Despite the great pain and sadness surrounding a captured soldier, this should not shape the face of this particular conflict – not in making concessions and not in negotiations, not in sobering assessments of this operation’s achievements or the need to either retreat or move forward. Instead, the cabinet must now make rational decisions about the course of the war in light of the incident near Rafah Friday morning.
Since the fighting began on July 7, Hamas has made many attempts at capturing IDF soldiers, with the understanding that getting their hands on a live soldier would be achievement, as well as a bargaining chip in negotiations with the Israeli government in releasing Palestinian security prisoners – a rehashing of the Gilad Shalit deal – that could also improve the Hamas position at the conflict’s end. Every Hamas squad that ventured into Israeli territory through underground tunnels to carry out an attack was accompanied by a second squad with orders to capture, armed with anesthetics, syringes and handcuffs.

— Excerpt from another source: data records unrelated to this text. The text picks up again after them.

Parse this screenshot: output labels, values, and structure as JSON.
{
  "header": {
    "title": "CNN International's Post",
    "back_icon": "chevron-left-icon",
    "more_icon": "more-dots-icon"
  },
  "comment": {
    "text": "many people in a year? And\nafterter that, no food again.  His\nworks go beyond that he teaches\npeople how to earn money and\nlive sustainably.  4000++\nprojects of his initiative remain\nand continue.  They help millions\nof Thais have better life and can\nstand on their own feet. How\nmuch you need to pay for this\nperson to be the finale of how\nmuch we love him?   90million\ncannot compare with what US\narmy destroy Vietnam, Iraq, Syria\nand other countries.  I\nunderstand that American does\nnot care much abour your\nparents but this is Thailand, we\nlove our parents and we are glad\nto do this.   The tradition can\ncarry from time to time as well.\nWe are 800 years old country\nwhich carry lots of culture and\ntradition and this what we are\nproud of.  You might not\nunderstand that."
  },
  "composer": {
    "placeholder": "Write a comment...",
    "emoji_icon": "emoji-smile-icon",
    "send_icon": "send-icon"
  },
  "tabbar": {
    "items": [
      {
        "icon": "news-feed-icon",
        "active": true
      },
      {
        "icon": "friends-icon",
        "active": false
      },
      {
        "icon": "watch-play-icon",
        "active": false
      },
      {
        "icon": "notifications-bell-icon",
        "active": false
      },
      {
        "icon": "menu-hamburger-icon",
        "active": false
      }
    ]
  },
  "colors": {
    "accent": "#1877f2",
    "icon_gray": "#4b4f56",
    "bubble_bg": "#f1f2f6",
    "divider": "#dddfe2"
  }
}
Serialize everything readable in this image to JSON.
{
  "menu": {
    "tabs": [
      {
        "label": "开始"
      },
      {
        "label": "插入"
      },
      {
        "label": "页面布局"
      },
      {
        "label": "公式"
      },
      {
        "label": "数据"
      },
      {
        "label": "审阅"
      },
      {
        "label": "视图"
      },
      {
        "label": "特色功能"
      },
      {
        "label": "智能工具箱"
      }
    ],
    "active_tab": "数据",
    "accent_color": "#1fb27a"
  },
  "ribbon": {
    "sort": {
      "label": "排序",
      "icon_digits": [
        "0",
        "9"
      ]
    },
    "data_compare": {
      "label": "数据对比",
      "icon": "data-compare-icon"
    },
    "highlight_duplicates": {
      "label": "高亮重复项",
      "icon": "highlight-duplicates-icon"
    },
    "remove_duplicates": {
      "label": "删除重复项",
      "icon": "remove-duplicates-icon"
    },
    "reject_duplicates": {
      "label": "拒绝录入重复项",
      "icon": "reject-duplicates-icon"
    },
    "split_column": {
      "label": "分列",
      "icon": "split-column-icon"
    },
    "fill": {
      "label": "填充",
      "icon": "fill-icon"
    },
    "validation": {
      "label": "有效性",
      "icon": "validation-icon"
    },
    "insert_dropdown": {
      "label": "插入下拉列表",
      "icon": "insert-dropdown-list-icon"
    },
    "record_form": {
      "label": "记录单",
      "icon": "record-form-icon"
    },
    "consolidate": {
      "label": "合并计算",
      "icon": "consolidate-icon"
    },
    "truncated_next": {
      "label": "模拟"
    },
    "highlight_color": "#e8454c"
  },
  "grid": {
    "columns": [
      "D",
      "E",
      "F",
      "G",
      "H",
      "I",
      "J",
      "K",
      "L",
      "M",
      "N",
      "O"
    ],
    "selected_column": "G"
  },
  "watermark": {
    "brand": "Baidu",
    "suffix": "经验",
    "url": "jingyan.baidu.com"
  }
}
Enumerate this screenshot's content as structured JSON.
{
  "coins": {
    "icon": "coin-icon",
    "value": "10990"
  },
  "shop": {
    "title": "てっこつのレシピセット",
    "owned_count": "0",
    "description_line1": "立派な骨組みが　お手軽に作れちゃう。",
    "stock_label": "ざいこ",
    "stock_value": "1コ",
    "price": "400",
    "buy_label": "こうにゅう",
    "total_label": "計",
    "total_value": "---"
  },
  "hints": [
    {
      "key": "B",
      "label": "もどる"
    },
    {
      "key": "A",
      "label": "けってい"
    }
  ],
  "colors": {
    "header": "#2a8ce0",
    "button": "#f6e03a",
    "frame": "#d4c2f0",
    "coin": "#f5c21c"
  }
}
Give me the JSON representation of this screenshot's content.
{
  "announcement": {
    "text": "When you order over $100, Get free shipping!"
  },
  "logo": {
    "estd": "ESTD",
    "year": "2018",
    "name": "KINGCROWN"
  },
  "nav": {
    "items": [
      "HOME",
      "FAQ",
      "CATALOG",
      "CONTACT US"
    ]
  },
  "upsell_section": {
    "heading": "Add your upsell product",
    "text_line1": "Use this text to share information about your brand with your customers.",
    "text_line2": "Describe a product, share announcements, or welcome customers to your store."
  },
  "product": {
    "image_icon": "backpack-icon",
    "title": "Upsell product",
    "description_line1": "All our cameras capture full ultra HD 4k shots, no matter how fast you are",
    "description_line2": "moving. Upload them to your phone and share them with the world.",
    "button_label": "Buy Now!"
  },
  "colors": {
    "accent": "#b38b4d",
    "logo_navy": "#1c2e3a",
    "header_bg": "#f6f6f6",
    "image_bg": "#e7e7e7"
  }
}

According to initial reports from army sources, the incident began shortly after 9:30 A.M. on Friday morning near northwest Rafah in south Gaza. A Hamas suicide bomber detonated near a contingent of Givati Brigade soldiers, while they also took fire. Two were killed and others were injured. As medics began treating the wounded, it was discovered that 2nd Lt. Goldin was missing. The soldiers then found the tunnel shaft that was used by the attackers to escape. A senior commander ordered the soldiers to pursue the attackers through the tunnel, which they did, eventually reaching an empty mosque. Other Special Forces soldiers were called to the scene and began conducting searches, which are still ongoing. The soldiers’ entry into the urban area was accompanied by artillery fire and aerial support, the heaviest the IDF has used up until this point. The Palestinians have reported dozens of casualties.
The IDF is still unsure of Goldin’s condition, or if he was injured or killed by the blast. After the previous incident that gave rise to suspicions of a kidnapped soldier – the APC that was attacked in Shujaiyeh on July 20 – it was quickly surmised that the missing soldier, Staff Sgt. Oron Shaul, was killed during the attack. A few days later he was declared a fallen soldier whose place of burial was unknown. This time, the situation is more complex. This will affect the way in which searches are conducted, as well as Hamas’ bargaining ability. After Shalit was kidnapped, the organization immediately announced that it was holding a live soldier. Later, Hamas was scolded by Hezbollah, which stated that revealing the soldier’s condition should have been part of the negotiations, as Israel could be made to pay for such information. That is the script Hezbollah followed after it kidnapped two soldiers, and is the same script that Hamas followed regarding Oron Shaul.
The attack and the capturing occurred only a few hours after the 72-hour humanitarian cease-fire secured by the U.S. and the UN went into effect. The White House published statements harshly criticizing Hamas, and calling the attack a barbaric violation of the agreement. Robert Serry, the UN Middle East envoy, issued a conditional condemnation of Hamas, stating that he could not confirm the Israeli reports of when and where the attack took place. All of this has meaning in the realm of public relations and perhaps policy, but not on the ground. The short-lived cease-fire is over, and the expectations that the IDF would leave the Gaza Strip in 72 hours, after neutralizing the tunnel threat, are now much less realistic.